Work to be completed - Can you restate the records below word for word?

▬▬▬▬▬▬

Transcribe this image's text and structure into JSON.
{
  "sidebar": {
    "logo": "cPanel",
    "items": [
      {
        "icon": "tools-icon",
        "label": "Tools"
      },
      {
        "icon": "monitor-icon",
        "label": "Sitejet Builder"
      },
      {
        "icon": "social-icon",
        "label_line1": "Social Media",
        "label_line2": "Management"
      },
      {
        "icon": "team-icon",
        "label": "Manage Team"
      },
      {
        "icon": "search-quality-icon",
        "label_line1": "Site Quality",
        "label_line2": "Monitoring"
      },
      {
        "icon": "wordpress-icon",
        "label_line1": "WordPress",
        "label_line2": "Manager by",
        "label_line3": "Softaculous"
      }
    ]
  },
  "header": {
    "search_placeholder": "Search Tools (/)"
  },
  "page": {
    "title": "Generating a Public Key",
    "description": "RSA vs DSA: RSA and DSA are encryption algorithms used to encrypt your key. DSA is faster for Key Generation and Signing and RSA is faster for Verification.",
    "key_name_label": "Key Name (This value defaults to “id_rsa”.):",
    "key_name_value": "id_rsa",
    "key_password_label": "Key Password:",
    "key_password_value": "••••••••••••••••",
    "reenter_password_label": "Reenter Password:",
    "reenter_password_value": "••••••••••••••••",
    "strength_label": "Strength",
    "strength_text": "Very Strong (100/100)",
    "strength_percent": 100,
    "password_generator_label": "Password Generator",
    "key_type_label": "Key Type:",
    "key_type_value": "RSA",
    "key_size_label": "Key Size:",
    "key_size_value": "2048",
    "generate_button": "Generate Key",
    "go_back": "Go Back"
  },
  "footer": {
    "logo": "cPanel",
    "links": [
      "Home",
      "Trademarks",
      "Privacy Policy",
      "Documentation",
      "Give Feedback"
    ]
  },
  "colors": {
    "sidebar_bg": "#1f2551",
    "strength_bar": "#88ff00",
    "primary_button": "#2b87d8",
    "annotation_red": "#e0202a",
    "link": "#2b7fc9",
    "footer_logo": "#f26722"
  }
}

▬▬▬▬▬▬

Exercise output -
Transcribe this image's text and structure into JSON.
{
  "sidebar": {
    "logo": "cPanel",
    "items": [
      {
        "icon": "tools-icon",
        "label": "Tools"
      },
      {
        "icon": "monitor-icon",
        "label": "Sitejet Builder"
      },
      {
        "icon": "social-icon",
        "label_line1": "Social Media",
        "label_line2": "Management"
      },
      {
        "icon": "team-icon",
        "label": "Manage Team"
      },
      {
        "icon": "search-quality-icon",
        "label_line1": "Site Quality",
        "label_line2": "Monitoring"
      },
      {
        "icon": "wordpress-icon",
        "label_line1": "WordPress",
        "label_line2": "Manager by",
        "label_line3": "Softaculous"
      }
    ]
  },
  "header": {
    "search_placeholder": "Search Tools (/)"
  },
  "page": {
    "title": "Generating a Public Key",
    "description": "RSA vs DSA: RSA and DSA are encryption algorithms used to encrypt your key. DSA is faster for Key Generation and Signing and RSA is faster for Verification.",
    "key_name_label": "Key Name (This value defaults to “id_rsa”.):",
    "key_name_value": "id_rsa",
    "key_password_label": "Key Password:",
    "key_password_value": "••••••••••••••••",
    "reenter_password_label": "Reenter Password:",
    "reenter_password_value": "••••••••••••••••",
    "strength_label": "Strength",
    "strength_text": "Very Strong (100/100)",
    "strength_percent": 100,
    "password_generator_label": "Password Generator",
    "key_type_label": "Key Type:",
    "key_type_value": "RSA",
    "key_size_label": "Key Size:",
    "key_size_value": "2048",
    "generate_button": "Generate Key",
    "go_back": "Go Back"
  },
  "footer": {
    "logo": "cPanel",
    "links": [
      "Home",
      "Trademarks",
      "Privacy Policy",
      "Documentation",
      "Give Feedback"
    ]
  },
  "colors": {
    "sidebar_bg": "#1f2551",
    "strength_bar": "#88ff00",
    "primary_button": "#2b87d8",
    "annotation_red": "#e0202a",
    "link": "#2b7fc9",
    "footer_logo": "#f26722"
  }
}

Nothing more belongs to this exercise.